He always showed my mother every drawing as it was finished, and before it was sent away. He would leave it on the hall table for her to see, as though, in a way, he felt that it was theirs not his… He hid himself away too, and only in the later years of his life could he be persuaded very occasionally to appear at functions connected with his work. He never was a speaker. He would be summoned from his studio, when there were visitors to the family home, and he was always pleased to see them. But very soon you would notice that he was no longer present, and he would be found back at his studio desk. I have sometimes wondered whether his prodigious output of drawings was one way in which he defended his shy nature from the world outside. *Eric Fraser self-portrait 1949

In 1935, the family settled at Hampton, where Eric Fraser lived and worked (in a studio at the end of the garden) until his death in 1983. The self-portrait opposite > was drawn in 1949.

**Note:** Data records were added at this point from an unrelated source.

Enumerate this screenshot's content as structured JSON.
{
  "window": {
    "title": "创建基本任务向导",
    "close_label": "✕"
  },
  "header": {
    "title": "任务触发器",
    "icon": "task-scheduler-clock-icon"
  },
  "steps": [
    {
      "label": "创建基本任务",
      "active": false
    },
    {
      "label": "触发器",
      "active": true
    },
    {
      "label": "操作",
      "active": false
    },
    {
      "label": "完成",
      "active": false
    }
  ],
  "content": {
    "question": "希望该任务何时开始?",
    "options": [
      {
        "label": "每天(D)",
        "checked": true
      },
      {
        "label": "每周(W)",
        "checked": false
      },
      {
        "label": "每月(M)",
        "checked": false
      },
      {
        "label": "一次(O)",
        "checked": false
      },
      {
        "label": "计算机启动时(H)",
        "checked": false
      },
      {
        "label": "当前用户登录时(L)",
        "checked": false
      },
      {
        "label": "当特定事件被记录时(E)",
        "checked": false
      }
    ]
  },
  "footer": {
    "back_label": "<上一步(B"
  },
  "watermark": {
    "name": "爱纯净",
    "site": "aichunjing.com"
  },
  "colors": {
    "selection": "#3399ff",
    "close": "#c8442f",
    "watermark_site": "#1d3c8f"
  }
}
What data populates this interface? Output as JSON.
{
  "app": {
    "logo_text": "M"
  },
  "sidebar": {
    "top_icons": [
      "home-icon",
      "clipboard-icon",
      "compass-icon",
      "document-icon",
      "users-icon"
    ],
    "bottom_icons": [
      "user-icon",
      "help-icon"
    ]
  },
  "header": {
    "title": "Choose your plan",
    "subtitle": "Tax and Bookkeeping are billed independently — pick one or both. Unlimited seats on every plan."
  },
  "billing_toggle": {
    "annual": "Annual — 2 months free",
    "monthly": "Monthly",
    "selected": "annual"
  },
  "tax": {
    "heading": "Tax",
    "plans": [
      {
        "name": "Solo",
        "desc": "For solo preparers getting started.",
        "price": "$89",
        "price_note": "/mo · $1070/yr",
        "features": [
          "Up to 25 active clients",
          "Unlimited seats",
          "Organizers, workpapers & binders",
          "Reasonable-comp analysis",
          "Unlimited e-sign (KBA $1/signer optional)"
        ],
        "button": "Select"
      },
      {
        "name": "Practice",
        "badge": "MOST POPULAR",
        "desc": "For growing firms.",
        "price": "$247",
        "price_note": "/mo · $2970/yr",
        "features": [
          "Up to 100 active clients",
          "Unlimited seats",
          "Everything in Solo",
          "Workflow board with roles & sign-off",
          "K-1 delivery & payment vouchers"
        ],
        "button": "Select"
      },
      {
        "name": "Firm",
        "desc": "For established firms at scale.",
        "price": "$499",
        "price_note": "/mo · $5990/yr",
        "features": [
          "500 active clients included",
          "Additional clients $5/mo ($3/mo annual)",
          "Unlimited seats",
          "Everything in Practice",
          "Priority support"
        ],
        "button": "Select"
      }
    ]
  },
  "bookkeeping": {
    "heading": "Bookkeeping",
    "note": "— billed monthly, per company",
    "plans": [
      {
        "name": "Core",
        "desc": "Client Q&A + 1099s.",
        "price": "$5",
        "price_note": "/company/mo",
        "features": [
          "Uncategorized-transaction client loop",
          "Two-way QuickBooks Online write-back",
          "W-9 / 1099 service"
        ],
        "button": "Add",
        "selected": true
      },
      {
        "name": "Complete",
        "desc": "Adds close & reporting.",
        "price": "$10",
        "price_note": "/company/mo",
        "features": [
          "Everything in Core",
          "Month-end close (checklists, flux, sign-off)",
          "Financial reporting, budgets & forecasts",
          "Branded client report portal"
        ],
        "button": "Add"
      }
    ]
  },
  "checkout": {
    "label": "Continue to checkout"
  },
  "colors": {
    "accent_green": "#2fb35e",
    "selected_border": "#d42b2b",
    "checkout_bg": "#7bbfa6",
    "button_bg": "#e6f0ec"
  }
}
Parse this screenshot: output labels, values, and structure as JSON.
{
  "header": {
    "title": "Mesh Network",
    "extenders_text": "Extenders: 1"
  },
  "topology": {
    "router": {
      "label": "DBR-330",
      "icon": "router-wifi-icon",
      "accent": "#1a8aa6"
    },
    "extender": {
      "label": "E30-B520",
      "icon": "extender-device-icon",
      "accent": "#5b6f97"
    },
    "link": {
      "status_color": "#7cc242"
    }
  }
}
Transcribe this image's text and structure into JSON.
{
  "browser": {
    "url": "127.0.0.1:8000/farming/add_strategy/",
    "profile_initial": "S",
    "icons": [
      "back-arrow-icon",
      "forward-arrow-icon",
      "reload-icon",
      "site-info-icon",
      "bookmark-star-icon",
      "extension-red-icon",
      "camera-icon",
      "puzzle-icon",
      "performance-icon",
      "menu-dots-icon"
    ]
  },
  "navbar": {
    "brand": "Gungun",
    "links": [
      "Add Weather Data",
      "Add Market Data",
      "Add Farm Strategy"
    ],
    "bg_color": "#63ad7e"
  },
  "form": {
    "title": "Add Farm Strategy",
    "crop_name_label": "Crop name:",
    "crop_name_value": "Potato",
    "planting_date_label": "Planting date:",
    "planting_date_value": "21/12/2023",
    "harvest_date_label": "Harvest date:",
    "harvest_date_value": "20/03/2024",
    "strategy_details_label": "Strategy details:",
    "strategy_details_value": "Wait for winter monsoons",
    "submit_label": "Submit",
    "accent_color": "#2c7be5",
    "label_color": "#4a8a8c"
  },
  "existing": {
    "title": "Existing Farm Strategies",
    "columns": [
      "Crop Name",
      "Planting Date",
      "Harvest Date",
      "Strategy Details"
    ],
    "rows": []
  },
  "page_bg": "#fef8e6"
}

Phaeton Publishing is extremely grateful to Eric Fraser's son the Revd Geoffrey Fraser, and to the Fraser family, for their permission to use his sparkling illustrations in the 2010 edition of Brighter French.

[Text above © Copyright 2010 Phaeton Publishing]

Books referred to:
* The Graphic Works of Eric Fraser by Alec Davis (The Uffculme Press, Dalvey House, Great Malvern, 1974 & 1985)
** Eric Fraser Designer & Illustrator by Silvia Backemeyer (Lund Humphries Publishers, Russell Gardens, London, 1998)

[• CLICK HERE to return to the webpage of BRIGHTER FRENCH by Harry Thompson RUSSELL (with original illustrations by Eric FRASER)]

Exceptional Books and Exceptional Artists !